▸ PROVIDED INFORMATION:
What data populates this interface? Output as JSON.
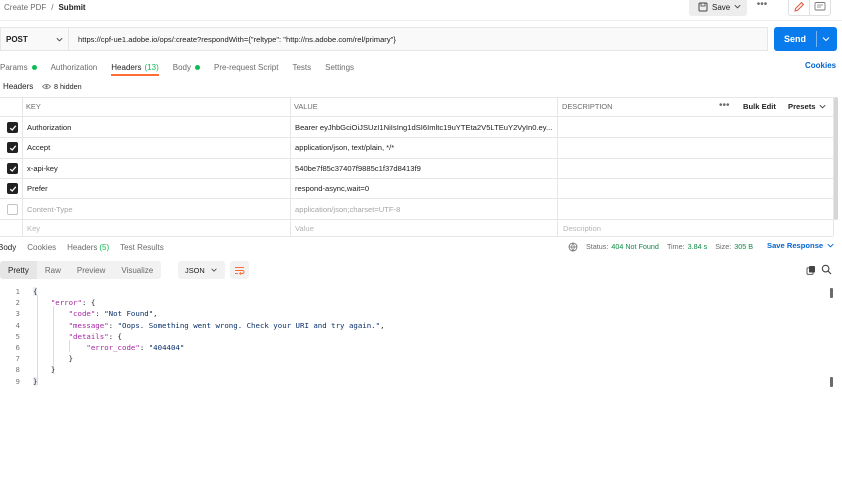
{
  "breadcrumb": {
    "parent": "Create PDF",
    "separator": "/",
    "current": "Submit"
  },
  "toolbar": {
    "save_label": "Save",
    "more": "•••"
  },
  "request": {
    "method": "POST",
    "url": "https://cpf-ue1.adobe.io/ops/:create?respondWith={\"reltype\": \"http://ns.adobe.com/rel/primary\"}",
    "send_label": "Send"
  },
  "request_tabs": [
    {
      "label": "Params",
      "dot": true
    },
    {
      "label": "Authorization"
    },
    {
      "label": "Headers",
      "count": "(13)",
      "active": true
    },
    {
      "label": "Body",
      "dot": true
    },
    {
      "label": "Pre-request Script"
    },
    {
      "label": "Tests"
    },
    {
      "label": "Settings"
    }
  ],
  "cookies_label": "Cookies",
  "headers_section": {
    "label": "Headers",
    "hidden": "8 hidden"
  },
  "table": {
    "columns": [
      "KEY",
      "VALUE",
      "DESCRIPTION"
    ],
    "bulk_edit": "Bulk Edit",
    "presets": "Presets",
    "rows": [
      {
        "checked": true,
        "key": "Authorization",
        "value": "Bearer eyJhbGciOiJSUzI1NiIsIng1dSI6Imltc19uYTEta2V5LTEuY2VyIn0.ey..."
      },
      {
        "checked": true,
        "key": "Accept",
        "value": "application/json, text/plain, */*"
      },
      {
        "checked": true,
        "key": "x-api-key",
        "value": "540be7f85c37407f9885c1f37d8413f9"
      },
      {
        "checked": true,
        "key": "Prefer",
        "value": "respond-async,wait=0"
      },
      {
        "checked": false,
        "key": "Content-Type",
        "value": "application/json;charset=UTF-8"
      }
    ],
    "placeholder": {
      "key": "Key",
      "value": "Value",
      "description": "Description"
    }
  },
  "response": {
    "tabs": [
      {
        "label": "Body",
        "active": true
      },
      {
        "label": "Cookies"
      },
      {
        "label": "Headers",
        "count": "(5)"
      },
      {
        "label": "Test Results"
      }
    ],
    "status_label": "Status:",
    "status_value": "404 Not Found",
    "time_label": "Time:",
    "time_value": "3.84 s",
    "size_label": "Size:",
    "size_value": "305 B",
    "save_response": "Save Response",
    "formats": [
      "Pretty",
      "Raw",
      "Preview",
      "Visualize"
    ],
    "language": "JSON"
  },
  "code_lines": [
    {
      "n": "1",
      "text": "{"
    },
    {
      "n": "2",
      "indent": "    ",
      "key": "\"error\"",
      "rest": ": {"
    },
    {
      "n": "3",
      "indent": "        ",
      "key": "\"code\"",
      "rest": ": ",
      "str": "\"Not Found\"",
      "tail": ","
    },
    {
      "n": "4",
      "indent": "        ",
      "key": "\"message\"",
      "rest": ": ",
      "str": "\"Oops. Something went wrong. Check your URI and try again.\"",
      "tail": ","
    },
    {
      "n": "5",
      "indent": "        ",
      "key": "\"details\"",
      "rest": ": {"
    },
    {
      "n": "6",
      "indent": "            ",
      "key": "\"error_code\"",
      "rest": ": ",
      "str": "\"404404\""
    },
    {
      "n": "7",
      "indent": "        ",
      "text": "}"
    },
    {
      "n": "8",
      "indent": "    ",
      "text": "}"
    },
    {
      "n": "9",
      "text": "}"
    }
  ],
  "colors": {
    "accent": "#ff6c37",
    "send": "#097bed",
    "link": "#0265d2",
    "ok_dot": "#0cbb52"
  }
}
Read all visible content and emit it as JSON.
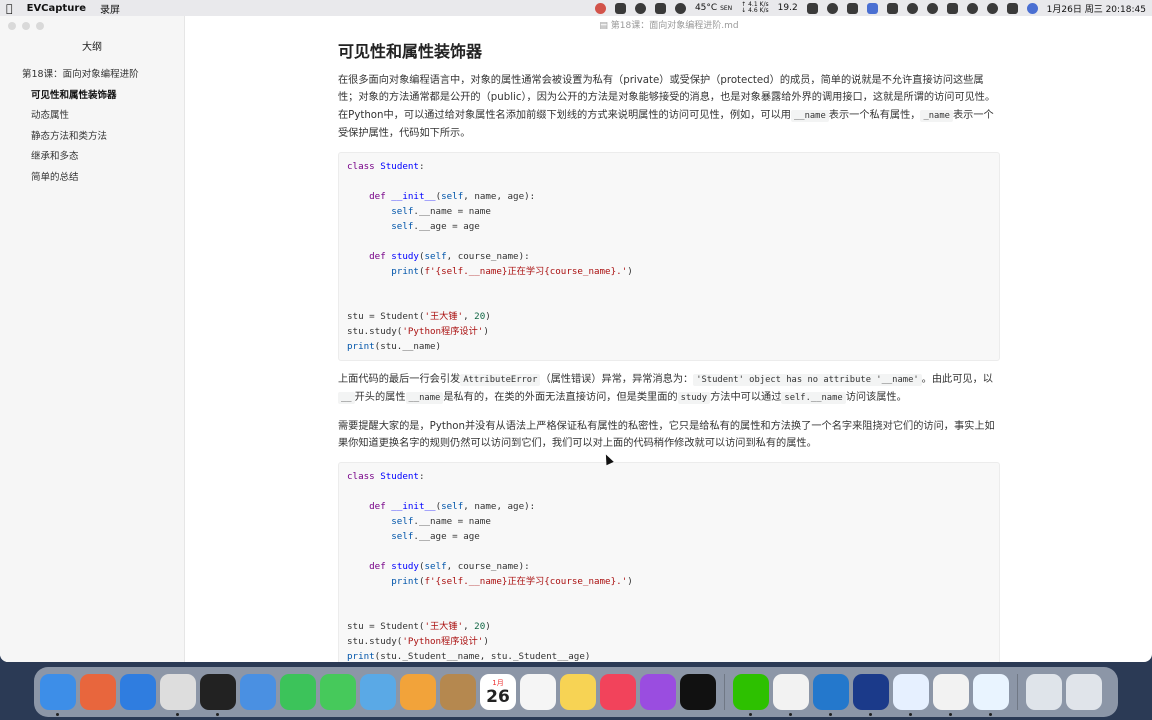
{
  "menubar": {
    "app_name": "EVCapture",
    "menu_item": "录屏",
    "temp": "45°C",
    "temp_sub": "SEN",
    "net_up": "↑ 4.1 K/s",
    "net_down": "↓ 4.6 K/s",
    "battery_pct": "19.2",
    "datetime": "1月26日 周三  20:18:45"
  },
  "window": {
    "title": "第18课：面向对象编程进阶.md"
  },
  "sidebar": {
    "heading": "大纲",
    "items": [
      {
        "label": "第18课：面向对象编程进阶",
        "level": 1,
        "active": false
      },
      {
        "label": "可见性和属性装饰器",
        "level": 2,
        "active": true
      },
      {
        "label": "动态属性",
        "level": 2,
        "active": false
      },
      {
        "label": "静态方法和类方法",
        "level": 2,
        "active": false
      },
      {
        "label": "继承和多态",
        "level": 2,
        "active": false
      },
      {
        "label": "简单的总结",
        "level": 2,
        "active": false
      }
    ]
  },
  "doc": {
    "heading": "可见性和属性装饰器",
    "para1": {
      "t1": "在很多面向对象编程语言中，对象的属性通常会被设置为私有（private）或受保护（protected）的成员，简单的说就是不允许直接访问这些属性；对象的方法通常都是公开的（public），因为公开的方法是对象能够接受的消息，也是对象暴露给外界的调用接口，这就是所谓的访问可见性。在Python中，可以通过给对象属性名添加前缀下划线的方式来说明属性的访问可见性，例如，可以用",
      "c1": "__name",
      "t2": "表示一个私有属性，",
      "c2": "_name",
      "t3": "表示一个受保护属性，代码如下所示。"
    },
    "code1": {
      "l1_kw": "class",
      "l1_name": "Student",
      "l1_rest": ":",
      "l3_kw": "def",
      "l3_fn": "__init__",
      "l3_self": "self",
      "l3_rest": ", name, age):",
      "l4_self": "self",
      "l4_rest": ".__name = name",
      "l5_self": "self",
      "l5_rest": ".__age = age",
      "l7_kw": "def",
      "l7_fn": "study",
      "l7_self": "self",
      "l7_rest": ", course_name):",
      "l8_fn": "print",
      "l8_str": "f'{self.__name}正在学习{course_name}.'",
      "l11_a": "stu = Student(",
      "l11_str": "'王大锤'",
      "l11_num": "20",
      "l12_a": "stu.study(",
      "l12_str": "'Python程序设计'",
      "l13_fn": "print",
      "l13_rest": "(stu.__name)"
    },
    "para2": {
      "t1": "上面代码的最后一行会引发",
      "c1": "AttributeError",
      "t2": "（属性错误）异常，异常消息为：",
      "c2": "'Student' object has no attribute '__name'",
      "t3": "。由此可见，以",
      "c3": "__",
      "t4": "开头的属性",
      "c4": "__name",
      "t5": "是私有的，在类的外面无法直接访问，但是类里面的",
      "c5": "study",
      "t6": "方法中可以通过",
      "c6": "self.__name",
      "t7": "访问该属性。"
    },
    "para3": "需要提醒大家的是，Python并没有从语法上严格保证私有属性的私密性，它只是给私有的属性和方法换了一个名字来阻挠对它们的访问，事实上如果你知道更换名字的规则仍然可以访问到它们，我们可以对上面的代码稍作修改就可以访问到私有的属性。",
    "code2": {
      "l13_rest": "(stu._Student__name, stu._Student__age)"
    }
  },
  "dock": {
    "calendar_month": "1月",
    "calendar_day": "26",
    "apps": [
      {
        "name": "finder",
        "color": "#3d8ee8"
      },
      {
        "name": "launchpad",
        "color": "#e8663d"
      },
      {
        "name": "safari",
        "color": "#2f7de0"
      },
      {
        "name": "chrome",
        "color": "#dddddd"
      },
      {
        "name": "terminal",
        "color": "#222222"
      },
      {
        "name": "mail",
        "color": "#4a90e2"
      },
      {
        "name": "facetime",
        "color": "#3cc35a"
      },
      {
        "name": "messages",
        "color": "#46c95b"
      },
      {
        "name": "maps",
        "color": "#5aa9e6"
      },
      {
        "name": "photos",
        "color": "#f2a33a"
      },
      {
        "name": "contacts",
        "color": "#b5884f"
      },
      {
        "name": "calendar",
        "color": "#ffffff"
      },
      {
        "name": "reminders",
        "color": "#f5f5f5"
      },
      {
        "name": "notes",
        "color": "#f7d354"
      },
      {
        "name": "music",
        "color": "#f2435b"
      },
      {
        "name": "podcasts",
        "color": "#9a4de0"
      },
      {
        "name": "apple-tv",
        "color": "#111111"
      },
      {
        "name": "wechat",
        "color": "#2dc100"
      },
      {
        "name": "typora",
        "color": "#f2f2f2"
      },
      {
        "name": "vscode",
        "color": "#2478cc"
      },
      {
        "name": "capture",
        "color": "#1b3a8a"
      },
      {
        "name": "qq-browser",
        "color": "#e6f0ff"
      },
      {
        "name": "qq",
        "color": "#f2f2f2"
      },
      {
        "name": "pycharm",
        "color": "#e9f4ff"
      },
      {
        "name": "downloads",
        "color": "#dfe4ea"
      },
      {
        "name": "trash",
        "color": "#e0e4ea"
      }
    ]
  }
}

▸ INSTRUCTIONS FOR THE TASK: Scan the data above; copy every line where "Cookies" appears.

▸ REPLY:
  "cookies_label": "Cookies",
        "label": "Cookies"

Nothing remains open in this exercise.